I’ve noticed that the messages I give each week to teenagers have been getting shorter–and I like it. To be frank, the students like it too. It’s not because they can’t wait until it’s over either. (I’ve had about ten years to work on not being Charlie Brown’s teacher) I believe it’s because they are pretty fried when they show up on Wednesday nights. They’ve been at school all day. They are thirteen, twelve, eleven, and sometimes ten. They listen, but only for a few moments. The more I incorporate experiential teaching with the elements of the message, the more they absorb. The more I think about where they are coming from, the more they connect with the words I’m saying. The more I value them as human beings and don’t put them in a 45 minute sermon coma, the more they trust me when I speak to them. So lately, I’m pretty cool with writing ten minute sermons. Sometimes, when there is a really great story to tell they can stretch to 15-20 minutes–that time frame is still kind to their teenage attention spans. Shorter messages, intentional preaching with varying forms, a genuine desire to connect, and the power of the Gospel combined equal something really great for us. The students are more likely to come back for more and remember the point going out the door.

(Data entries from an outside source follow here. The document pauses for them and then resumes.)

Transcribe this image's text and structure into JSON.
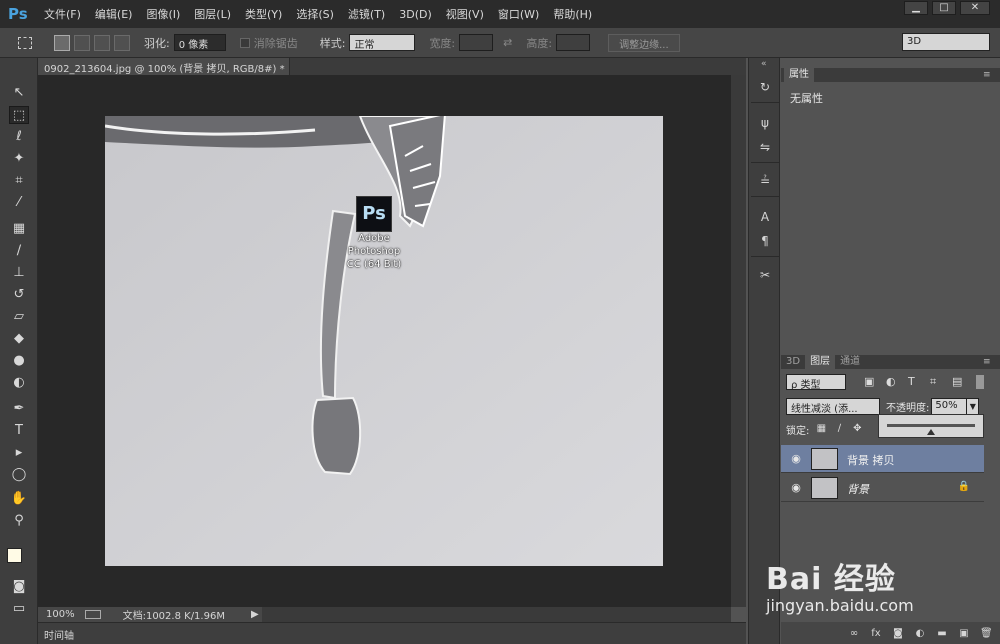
{
  "app": {
    "logo": "Ps",
    "menu": [
      "文件(F)",
      "编辑(E)",
      "图像(I)",
      "图层(L)",
      "类型(Y)",
      "选择(S)",
      "滤镜(T)",
      "3D(D)",
      "视图(V)",
      "窗口(W)",
      "帮助(H)"
    ],
    "window_controls": [
      "▁",
      "□",
      "✕"
    ]
  },
  "options": {
    "feather_label": "羽化:",
    "feather_value": "0 像素",
    "antialias_label": "消除锯齿",
    "style_label": "样式:",
    "style_value": "正常",
    "width_label": "宽度:",
    "height_label": "高度:",
    "refine_button": "调整边缘...",
    "workspace": "3D"
  },
  "document": {
    "tab_title": "0902_213604.jpg @ 100% (背景 拷贝, RGB/8#) *",
    "tab_close": "×",
    "zoom": "100%",
    "doc_size": "文档:1002.8 K/1.96M",
    "timeline_label": "时间轴"
  },
  "desktop_icon": {
    "tile": "Ps",
    "label_lines": [
      "Adobe",
      "Photoshop",
      "CC (64 Bit)"
    ]
  },
  "properties": {
    "tab": "属性",
    "empty_text": "无属性"
  },
  "layers_panel": {
    "tabs": [
      "3D",
      "图层",
      "通道"
    ],
    "active_tab": "图层",
    "filter_kind": "ρ 类型",
    "blend_mode": "线性减淡 (添...",
    "opacity_label": "不透明度:",
    "opacity_value": "50%",
    "opacity": 0.5,
    "lock_label": "锁定:",
    "layers": [
      {
        "name": "背景 拷贝",
        "selected": true,
        "locked": false
      },
      {
        "name": "背景",
        "selected": false,
        "locked": true
      }
    ]
  },
  "watermark": {
    "brand": "Bai 经验",
    "url": "jingyan.baidu.com"
  }
}
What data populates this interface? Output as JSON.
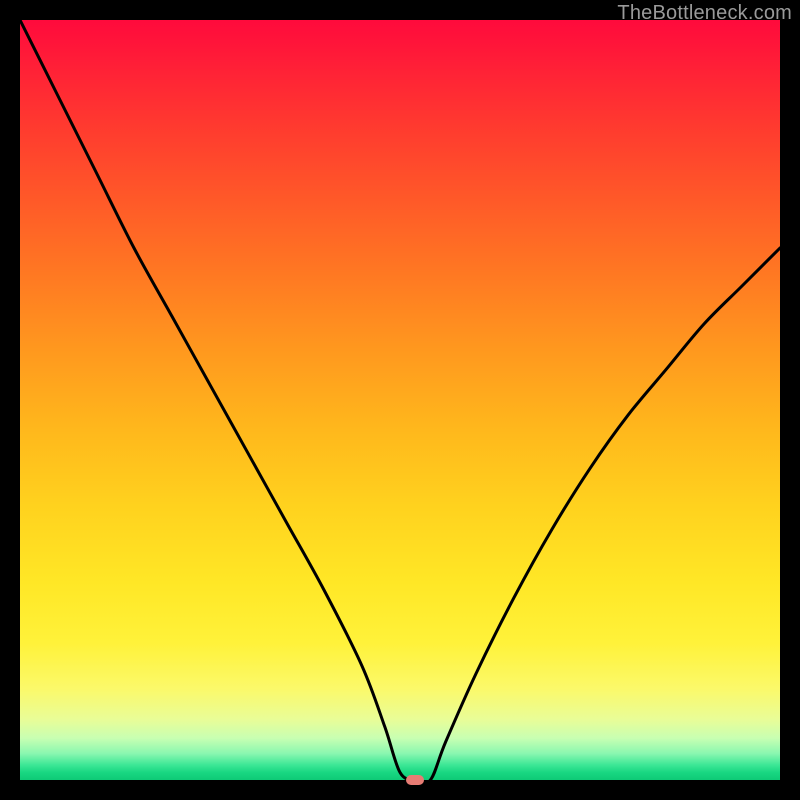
{
  "domain": "Chart",
  "watermark": "TheBottleneck.com",
  "chart_data": {
    "type": "line",
    "title": "",
    "xlabel": "",
    "ylabel": "",
    "xlim": [
      0,
      100
    ],
    "ylim": [
      0,
      100
    ],
    "grid": false,
    "marker": {
      "x": 52,
      "y": 0
    },
    "series": [
      {
        "name": "curve",
        "x": [
          0,
          5,
          10,
          15,
          20,
          25,
          30,
          35,
          40,
          45,
          48,
          50,
          52,
          54,
          56,
          60,
          65,
          70,
          75,
          80,
          85,
          90,
          95,
          100
        ],
        "y": [
          100,
          90,
          80,
          70,
          61,
          52,
          43,
          34,
          25,
          15,
          7,
          1,
          0,
          0,
          5,
          14,
          24,
          33,
          41,
          48,
          54,
          60,
          65,
          70
        ]
      }
    ],
    "background_gradient": {
      "top": "#ff0a3c",
      "mid_upper": "#ff9a1e",
      "mid_lower": "#fff23a",
      "bottom": "#0eca76"
    }
  }
}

What do your youth talks look like? If they are longer, how do you incorporate different things for different learning styles? Do you ever change your preaching style and use different forms?

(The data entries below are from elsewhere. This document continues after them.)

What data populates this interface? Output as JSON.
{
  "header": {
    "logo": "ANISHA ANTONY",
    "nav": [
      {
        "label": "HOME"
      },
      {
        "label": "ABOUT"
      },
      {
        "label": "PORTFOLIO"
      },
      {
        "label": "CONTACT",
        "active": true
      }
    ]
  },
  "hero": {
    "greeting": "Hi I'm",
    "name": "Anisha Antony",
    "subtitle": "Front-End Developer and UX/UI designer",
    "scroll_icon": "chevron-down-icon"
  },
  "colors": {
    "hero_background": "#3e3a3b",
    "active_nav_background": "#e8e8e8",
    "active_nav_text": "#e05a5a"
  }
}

i’ve noticed the same things. i’ve actually found it difficult for students to enjoy reading scripture because it feels more like a text to them than an adventure. so i’ve become a very similar teacher. 10 minutes. creative to hit on as many learning styles as possible, but deep enough to feel like they are getting the gospel each week. it’s a tough recipe to perfect for sure. what are some of your suggestions/resources/ideas for teaching effectively?
Hey Matt, there are a lot of things that have helped me but one of the most helpful has been a book by Dan Boone. It’s called “Preaching the Story that Shapes Us” Within, are forms for all types of sermons. They’re easy to remember. It also helps me to organize my thoughts to keep it short, deep, relevant, applicable–at the same time. I particularly like the four page sermon form or “sandwich” where you find the problem in the text/ problem in the world then address the grace in the text/ grace in the world–filling in illustrations and transitions as you go. Good stuff. Hope this helps.
Interesting post, Brooklyn. It triggered one from me at http://www.ymjen.com/2010/10/1/why-i-don-t-give-talks.